Saved entries:
--

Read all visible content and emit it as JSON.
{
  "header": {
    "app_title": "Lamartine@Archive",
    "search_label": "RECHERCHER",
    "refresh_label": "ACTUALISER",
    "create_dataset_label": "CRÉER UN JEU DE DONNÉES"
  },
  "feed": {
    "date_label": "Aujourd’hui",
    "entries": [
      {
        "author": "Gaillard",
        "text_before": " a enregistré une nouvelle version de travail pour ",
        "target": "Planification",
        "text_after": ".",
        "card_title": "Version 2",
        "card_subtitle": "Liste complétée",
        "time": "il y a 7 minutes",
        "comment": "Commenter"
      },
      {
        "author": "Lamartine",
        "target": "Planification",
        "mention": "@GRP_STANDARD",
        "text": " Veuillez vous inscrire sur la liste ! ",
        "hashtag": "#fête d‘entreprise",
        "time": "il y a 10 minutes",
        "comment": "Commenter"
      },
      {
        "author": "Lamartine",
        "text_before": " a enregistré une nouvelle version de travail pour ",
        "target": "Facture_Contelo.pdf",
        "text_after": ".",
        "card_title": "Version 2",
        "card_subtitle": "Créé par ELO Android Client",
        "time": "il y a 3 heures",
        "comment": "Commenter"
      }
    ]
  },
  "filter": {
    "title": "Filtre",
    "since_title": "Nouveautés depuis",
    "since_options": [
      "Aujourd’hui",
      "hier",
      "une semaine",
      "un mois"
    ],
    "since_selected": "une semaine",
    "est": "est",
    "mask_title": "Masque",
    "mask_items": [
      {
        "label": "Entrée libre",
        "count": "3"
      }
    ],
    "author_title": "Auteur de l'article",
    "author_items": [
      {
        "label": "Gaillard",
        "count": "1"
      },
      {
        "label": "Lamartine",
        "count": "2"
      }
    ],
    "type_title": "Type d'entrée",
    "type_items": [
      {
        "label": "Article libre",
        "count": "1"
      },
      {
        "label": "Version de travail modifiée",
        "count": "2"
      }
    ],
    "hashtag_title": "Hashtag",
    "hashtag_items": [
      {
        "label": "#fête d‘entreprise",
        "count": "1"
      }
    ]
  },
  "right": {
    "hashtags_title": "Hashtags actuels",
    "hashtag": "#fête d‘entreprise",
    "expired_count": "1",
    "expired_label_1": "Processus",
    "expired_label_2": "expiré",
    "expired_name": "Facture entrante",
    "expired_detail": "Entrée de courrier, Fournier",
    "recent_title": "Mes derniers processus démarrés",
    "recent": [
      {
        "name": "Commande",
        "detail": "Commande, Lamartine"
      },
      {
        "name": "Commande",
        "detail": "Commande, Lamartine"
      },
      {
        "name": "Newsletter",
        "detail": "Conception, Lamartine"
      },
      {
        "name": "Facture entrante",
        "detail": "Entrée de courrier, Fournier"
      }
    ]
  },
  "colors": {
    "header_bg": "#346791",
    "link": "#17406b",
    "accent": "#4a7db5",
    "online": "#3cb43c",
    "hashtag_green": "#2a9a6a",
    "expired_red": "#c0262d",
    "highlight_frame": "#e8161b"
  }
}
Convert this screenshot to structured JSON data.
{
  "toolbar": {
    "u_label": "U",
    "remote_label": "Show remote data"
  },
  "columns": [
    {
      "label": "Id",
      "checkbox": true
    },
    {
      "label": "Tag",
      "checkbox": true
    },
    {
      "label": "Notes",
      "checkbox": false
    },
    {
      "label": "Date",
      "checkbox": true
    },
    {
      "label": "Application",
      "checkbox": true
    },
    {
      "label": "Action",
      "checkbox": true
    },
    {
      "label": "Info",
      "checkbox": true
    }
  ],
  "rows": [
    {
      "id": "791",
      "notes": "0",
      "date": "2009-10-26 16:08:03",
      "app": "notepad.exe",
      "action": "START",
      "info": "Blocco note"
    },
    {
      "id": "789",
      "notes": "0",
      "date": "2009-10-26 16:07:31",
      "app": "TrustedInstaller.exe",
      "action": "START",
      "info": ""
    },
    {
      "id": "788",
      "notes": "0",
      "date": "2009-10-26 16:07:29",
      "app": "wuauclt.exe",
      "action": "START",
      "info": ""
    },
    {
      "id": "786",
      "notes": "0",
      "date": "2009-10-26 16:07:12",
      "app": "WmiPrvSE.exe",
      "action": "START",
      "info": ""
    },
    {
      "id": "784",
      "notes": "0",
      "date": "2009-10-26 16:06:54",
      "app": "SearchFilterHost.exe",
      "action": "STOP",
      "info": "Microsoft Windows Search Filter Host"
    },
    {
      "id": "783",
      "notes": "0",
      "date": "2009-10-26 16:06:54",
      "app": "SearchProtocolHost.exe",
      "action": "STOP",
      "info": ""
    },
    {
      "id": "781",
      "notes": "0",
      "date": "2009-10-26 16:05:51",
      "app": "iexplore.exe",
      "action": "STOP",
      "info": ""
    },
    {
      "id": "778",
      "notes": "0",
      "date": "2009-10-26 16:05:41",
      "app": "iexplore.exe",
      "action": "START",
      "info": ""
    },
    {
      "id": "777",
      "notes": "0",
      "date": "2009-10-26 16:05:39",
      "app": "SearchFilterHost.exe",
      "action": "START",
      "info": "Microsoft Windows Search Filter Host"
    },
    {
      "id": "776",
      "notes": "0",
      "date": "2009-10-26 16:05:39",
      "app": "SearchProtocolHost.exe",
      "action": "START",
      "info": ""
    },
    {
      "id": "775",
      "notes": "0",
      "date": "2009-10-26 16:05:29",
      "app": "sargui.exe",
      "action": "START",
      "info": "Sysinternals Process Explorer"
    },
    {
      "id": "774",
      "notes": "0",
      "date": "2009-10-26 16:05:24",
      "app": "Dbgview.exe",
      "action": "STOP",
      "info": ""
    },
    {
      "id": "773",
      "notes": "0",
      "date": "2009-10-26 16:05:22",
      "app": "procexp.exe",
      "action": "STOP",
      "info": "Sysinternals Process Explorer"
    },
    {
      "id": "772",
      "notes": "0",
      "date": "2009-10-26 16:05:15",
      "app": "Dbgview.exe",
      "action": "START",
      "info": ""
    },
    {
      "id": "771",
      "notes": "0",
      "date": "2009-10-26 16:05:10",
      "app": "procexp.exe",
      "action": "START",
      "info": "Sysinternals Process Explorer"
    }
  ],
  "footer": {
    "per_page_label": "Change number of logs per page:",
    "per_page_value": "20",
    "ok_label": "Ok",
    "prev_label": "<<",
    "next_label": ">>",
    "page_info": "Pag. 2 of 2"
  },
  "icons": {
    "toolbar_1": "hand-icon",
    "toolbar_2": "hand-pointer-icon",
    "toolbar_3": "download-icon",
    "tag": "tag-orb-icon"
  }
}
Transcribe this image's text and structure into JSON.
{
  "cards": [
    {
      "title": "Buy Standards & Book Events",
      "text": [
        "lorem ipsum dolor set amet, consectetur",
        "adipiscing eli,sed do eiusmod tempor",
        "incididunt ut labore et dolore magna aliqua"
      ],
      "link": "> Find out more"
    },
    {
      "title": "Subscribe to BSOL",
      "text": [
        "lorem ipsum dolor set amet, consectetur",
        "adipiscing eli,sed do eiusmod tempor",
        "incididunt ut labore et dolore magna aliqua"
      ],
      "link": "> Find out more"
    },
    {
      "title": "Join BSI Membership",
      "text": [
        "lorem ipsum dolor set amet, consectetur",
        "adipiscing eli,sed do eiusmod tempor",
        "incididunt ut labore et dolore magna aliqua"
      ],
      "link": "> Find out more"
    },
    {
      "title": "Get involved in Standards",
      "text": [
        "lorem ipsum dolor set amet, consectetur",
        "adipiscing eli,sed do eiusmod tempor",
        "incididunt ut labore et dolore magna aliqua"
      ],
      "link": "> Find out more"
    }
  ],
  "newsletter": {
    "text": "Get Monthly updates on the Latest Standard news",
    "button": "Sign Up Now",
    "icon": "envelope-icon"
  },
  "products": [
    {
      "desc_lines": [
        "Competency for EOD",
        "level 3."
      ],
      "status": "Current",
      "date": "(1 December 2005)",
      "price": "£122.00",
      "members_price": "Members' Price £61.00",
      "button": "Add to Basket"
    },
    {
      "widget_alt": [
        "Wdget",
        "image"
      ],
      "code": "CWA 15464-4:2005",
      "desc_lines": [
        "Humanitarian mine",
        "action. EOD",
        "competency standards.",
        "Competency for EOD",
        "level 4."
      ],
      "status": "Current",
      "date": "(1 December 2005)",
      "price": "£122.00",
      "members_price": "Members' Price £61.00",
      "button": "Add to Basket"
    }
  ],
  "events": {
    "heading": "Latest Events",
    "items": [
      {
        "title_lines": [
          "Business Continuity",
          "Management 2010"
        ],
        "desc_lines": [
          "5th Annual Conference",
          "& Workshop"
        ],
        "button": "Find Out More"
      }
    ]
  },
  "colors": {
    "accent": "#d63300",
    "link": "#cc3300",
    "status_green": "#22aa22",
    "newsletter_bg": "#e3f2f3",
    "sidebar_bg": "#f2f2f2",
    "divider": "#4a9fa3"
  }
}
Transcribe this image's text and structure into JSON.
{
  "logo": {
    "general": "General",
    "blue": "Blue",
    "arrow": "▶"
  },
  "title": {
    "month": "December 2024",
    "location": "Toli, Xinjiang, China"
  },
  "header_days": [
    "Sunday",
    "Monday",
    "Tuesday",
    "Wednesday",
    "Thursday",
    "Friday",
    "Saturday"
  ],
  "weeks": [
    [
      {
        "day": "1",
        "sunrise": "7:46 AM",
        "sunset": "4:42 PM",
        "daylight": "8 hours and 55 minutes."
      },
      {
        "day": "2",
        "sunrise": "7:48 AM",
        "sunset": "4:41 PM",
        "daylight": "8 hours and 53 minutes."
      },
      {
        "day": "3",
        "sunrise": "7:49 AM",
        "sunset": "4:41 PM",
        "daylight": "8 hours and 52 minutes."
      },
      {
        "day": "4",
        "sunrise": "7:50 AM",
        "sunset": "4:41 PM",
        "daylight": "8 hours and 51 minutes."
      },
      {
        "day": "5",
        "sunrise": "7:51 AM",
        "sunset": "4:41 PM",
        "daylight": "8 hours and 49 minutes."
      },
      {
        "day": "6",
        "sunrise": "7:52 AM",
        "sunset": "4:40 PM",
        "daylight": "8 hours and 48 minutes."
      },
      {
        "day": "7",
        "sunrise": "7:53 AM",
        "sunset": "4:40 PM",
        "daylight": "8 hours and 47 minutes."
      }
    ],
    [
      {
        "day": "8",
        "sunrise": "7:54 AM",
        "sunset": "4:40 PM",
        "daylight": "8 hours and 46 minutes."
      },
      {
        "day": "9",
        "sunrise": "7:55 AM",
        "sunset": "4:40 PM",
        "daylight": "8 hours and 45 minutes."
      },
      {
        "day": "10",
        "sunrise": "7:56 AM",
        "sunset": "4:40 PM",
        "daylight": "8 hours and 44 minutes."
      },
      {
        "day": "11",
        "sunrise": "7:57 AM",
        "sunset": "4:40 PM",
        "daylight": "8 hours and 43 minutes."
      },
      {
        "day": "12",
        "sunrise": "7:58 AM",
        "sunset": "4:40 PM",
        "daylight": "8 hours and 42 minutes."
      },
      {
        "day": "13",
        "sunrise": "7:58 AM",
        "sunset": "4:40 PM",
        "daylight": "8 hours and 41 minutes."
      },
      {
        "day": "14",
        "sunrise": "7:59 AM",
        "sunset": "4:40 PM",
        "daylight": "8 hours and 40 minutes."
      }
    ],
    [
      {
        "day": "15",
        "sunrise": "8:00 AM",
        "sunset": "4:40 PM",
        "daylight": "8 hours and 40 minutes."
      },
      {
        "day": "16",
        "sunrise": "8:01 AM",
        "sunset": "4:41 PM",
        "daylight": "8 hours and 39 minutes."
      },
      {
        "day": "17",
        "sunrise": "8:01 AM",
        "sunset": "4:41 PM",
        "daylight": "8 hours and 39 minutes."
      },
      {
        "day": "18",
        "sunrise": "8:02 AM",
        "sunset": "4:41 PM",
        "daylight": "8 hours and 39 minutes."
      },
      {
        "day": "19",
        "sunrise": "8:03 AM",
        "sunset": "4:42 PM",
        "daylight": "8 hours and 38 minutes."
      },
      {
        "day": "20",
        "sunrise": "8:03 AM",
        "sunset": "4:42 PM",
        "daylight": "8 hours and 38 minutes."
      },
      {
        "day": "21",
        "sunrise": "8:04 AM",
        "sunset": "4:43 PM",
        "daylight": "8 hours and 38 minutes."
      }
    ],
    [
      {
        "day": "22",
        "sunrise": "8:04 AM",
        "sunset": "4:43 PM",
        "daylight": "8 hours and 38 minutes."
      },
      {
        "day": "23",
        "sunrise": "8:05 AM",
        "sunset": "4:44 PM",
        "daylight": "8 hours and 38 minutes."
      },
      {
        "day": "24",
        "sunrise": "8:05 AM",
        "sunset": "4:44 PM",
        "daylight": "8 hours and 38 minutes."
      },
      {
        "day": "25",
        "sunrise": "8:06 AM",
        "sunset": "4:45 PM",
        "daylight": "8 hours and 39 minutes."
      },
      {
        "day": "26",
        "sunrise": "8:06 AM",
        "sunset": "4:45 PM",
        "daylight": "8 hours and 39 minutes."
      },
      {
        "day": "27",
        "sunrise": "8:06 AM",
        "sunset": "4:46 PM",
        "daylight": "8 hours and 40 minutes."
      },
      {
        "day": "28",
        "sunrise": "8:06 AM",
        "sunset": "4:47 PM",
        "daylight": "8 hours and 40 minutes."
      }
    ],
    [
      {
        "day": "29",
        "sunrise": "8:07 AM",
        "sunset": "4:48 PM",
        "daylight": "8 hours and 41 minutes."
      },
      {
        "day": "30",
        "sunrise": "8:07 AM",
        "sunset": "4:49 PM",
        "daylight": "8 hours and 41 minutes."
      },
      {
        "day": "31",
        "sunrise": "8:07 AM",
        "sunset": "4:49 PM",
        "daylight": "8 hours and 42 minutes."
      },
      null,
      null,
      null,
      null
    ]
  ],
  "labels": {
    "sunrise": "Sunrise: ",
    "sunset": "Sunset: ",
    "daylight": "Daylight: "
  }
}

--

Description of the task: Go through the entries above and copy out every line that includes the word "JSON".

Written response:
Read all visible content and emit it as JSON.
Convert this screenshot to structured JSON data.
Transcribe this image's text and structure into JSON.
Transcribe this image's text and structure into JSON.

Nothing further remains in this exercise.